When I spoke to a friend about this they said to me oh but have you read the comics it's all in the comics in the comics he's like really really deep and he's got like this really really complex moral code that he can't ever ever break even if he like really really wants to and it makes much more sense if you've read the comics and. I don't care about what's in the comics, I'm talking about the film. I don't expect to have to read 200,000 words of context in order to enjoy what is being presented as a stand-alone narrative. That'd be like going to a restaurant and having to eat a million potatoes beforehand in order for their chips to taste good.

So although Superman is exactly the person I'd like to find standing next to me if a leather-and-denim-clad motorbike gang from a 1980s film jumped me under a disused railway bridge on my way to pilates, in Man Of Steel he's just boring. Give me a bat-obsessed billionaire vigilante clearly suffering the harrowing psychological effects of post-traumatic stress disorder any day.

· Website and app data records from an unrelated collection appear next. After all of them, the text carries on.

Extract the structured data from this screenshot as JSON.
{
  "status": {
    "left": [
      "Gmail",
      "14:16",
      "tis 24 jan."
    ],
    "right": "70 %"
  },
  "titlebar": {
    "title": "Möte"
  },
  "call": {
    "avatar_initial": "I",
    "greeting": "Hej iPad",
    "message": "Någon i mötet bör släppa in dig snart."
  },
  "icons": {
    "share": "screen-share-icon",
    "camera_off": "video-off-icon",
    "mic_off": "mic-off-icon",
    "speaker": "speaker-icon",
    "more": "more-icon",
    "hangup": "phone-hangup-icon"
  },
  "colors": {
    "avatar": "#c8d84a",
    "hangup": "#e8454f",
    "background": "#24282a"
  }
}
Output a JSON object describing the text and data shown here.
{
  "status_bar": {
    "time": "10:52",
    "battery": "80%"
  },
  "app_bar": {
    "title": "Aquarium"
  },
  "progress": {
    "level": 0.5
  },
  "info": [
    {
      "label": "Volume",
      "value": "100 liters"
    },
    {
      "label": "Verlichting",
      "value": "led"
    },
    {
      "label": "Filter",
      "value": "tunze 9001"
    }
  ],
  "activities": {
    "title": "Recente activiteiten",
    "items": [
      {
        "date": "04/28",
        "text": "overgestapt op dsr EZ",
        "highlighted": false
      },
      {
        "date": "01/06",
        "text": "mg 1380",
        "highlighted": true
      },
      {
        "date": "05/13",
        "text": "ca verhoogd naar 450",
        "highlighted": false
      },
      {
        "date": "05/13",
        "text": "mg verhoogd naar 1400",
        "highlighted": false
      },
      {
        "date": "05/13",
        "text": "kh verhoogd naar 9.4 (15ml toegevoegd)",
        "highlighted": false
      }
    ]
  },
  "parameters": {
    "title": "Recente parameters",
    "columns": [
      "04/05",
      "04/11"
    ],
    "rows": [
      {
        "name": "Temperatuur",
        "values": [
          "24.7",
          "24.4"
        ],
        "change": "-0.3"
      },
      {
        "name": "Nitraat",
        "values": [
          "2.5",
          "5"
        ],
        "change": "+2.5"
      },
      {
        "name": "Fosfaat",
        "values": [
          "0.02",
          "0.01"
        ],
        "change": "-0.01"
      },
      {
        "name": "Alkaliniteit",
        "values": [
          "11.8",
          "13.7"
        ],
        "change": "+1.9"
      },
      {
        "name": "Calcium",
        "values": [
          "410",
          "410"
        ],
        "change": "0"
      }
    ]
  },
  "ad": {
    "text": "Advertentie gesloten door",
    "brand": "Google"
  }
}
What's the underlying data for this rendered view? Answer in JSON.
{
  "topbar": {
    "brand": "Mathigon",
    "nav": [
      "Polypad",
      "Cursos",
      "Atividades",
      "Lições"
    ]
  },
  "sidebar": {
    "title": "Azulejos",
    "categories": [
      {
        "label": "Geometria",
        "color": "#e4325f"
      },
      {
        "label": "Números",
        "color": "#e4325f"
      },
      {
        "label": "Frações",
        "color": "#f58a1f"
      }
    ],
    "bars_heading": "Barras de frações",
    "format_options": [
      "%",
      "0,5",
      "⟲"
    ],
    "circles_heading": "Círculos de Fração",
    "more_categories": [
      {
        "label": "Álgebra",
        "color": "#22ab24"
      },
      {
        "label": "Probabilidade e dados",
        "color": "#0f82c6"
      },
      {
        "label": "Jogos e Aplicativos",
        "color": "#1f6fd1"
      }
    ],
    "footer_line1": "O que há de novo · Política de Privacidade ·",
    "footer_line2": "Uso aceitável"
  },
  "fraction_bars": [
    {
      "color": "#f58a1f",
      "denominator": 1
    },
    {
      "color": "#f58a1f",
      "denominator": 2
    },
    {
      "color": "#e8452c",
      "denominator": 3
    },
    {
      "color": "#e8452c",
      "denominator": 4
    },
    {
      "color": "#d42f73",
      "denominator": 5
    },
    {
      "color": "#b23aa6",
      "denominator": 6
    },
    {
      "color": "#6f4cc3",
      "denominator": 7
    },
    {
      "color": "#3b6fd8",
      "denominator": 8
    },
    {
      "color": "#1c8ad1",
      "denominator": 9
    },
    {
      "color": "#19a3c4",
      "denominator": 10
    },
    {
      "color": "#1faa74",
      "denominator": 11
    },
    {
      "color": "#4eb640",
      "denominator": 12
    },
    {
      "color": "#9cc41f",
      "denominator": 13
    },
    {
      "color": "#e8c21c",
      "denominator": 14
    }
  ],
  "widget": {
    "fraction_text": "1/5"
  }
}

PS Man Of Steel wasn't all bad. I liked the part when Superman and Zod were fighting and Zod said "This can only end one way" and then described the two ways that it could end. Also, the surprising girth of Laurence Fishburne is always entertaining. What happened to you, Furious?